TEL AVIV (Feb. 13)
Adnan Khashoggi, a shadowy figure in the Iran-Contra scandal, may be involved in a deal to buy the Avia Sonesta Hotel in Taba.
The multimillionaire Saudi Arabian arms dealer and businessman reportedly has linked up with British press baron Tiny Rowlands to work out a deal with the hotel’s principal owner, Eli Papushado.
Papushado is negotiating with the Egyptian Ministry of Tourism for sale of the hotel. Egypt is considered likely to allow the Israelis to continue to run it after Taba reverts to Egyptian sovereignty, probably next month.
But the gap between Papushado’s $70 million asking price and the $25 to $30 million offered by the head of the Egyptian negotiating team, Minister of Tourism Fuad Sultan, has yet to be narrowed.
On Monday, Papushado was back in Heliopolis, a suburb of Cairo, to continue the talks that have been under way for the past week.
According to media reports, he was present at a meeting Sunday night at the Tel Aviv home of Israeli entrepreneur Ya’acov Nimrodi.
It was attended by representatives of Rowlands, who owns the London Sunday Observer and the Lonro Group.
He and Khashoggi are said to have offered $50 million for the Sonesta, which they plan to develop into a resort and gambling casino.
Khashoggi’s role in the sale of American arms to Iran remains obscure. He has been described as a middleman and financier who deposited proceeds from the sale into a Swiss bank account.

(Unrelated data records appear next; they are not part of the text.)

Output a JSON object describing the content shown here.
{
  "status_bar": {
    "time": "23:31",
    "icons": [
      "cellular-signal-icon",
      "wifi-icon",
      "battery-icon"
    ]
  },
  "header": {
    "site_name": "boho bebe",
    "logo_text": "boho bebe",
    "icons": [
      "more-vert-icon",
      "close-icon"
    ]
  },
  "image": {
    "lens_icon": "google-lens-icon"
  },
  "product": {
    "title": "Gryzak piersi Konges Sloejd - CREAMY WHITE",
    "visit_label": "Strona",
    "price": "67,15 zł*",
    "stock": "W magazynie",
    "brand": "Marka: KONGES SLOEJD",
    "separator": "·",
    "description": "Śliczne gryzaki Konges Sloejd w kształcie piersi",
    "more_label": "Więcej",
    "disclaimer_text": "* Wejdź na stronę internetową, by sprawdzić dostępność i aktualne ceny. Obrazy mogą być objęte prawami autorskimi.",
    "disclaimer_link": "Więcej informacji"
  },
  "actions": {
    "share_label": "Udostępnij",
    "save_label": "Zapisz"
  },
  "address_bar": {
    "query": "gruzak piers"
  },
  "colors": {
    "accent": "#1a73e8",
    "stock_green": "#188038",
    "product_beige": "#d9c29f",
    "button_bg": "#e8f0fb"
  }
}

Israeli media reports said the Sonesta corporation, of which Papushado is the main shareholder, is skeptical of the Rowlands deal.
Nimrodi was quoted by the media as saying he was not involved in the deal, but only “mediating” it.
The negotiations include the Rafi Nelson Vacation Village at Taba, a less opulent resort than the Sonesta.
Lior Nelson, son of the late Rafi Nelson who built, owned and managed the property, is asking $3.5 million. The Egyptians say they value it at $100,000.
Whatever price is agreed on for the two resorts will probably be based on the value fixed by an independent firm of American property appraisers, and will be guaranteed by an American bank.
Cairo, meanwhile, in an unexpected move, is demanding $5 million from Israel for use of the Taba enclave since it was captured by the Israel Defense Force along with the rest of Sinai in June 1967.
The Israelis promptly rejected the demand, but the Egyptians say such payment is provided for by the Israeli-Egyptian peace treaty and the Camp David agreements.
Israeli negotiators said Camp David called only for talks to discuss the various claims and counterclaims of both sides, but such talks were never held.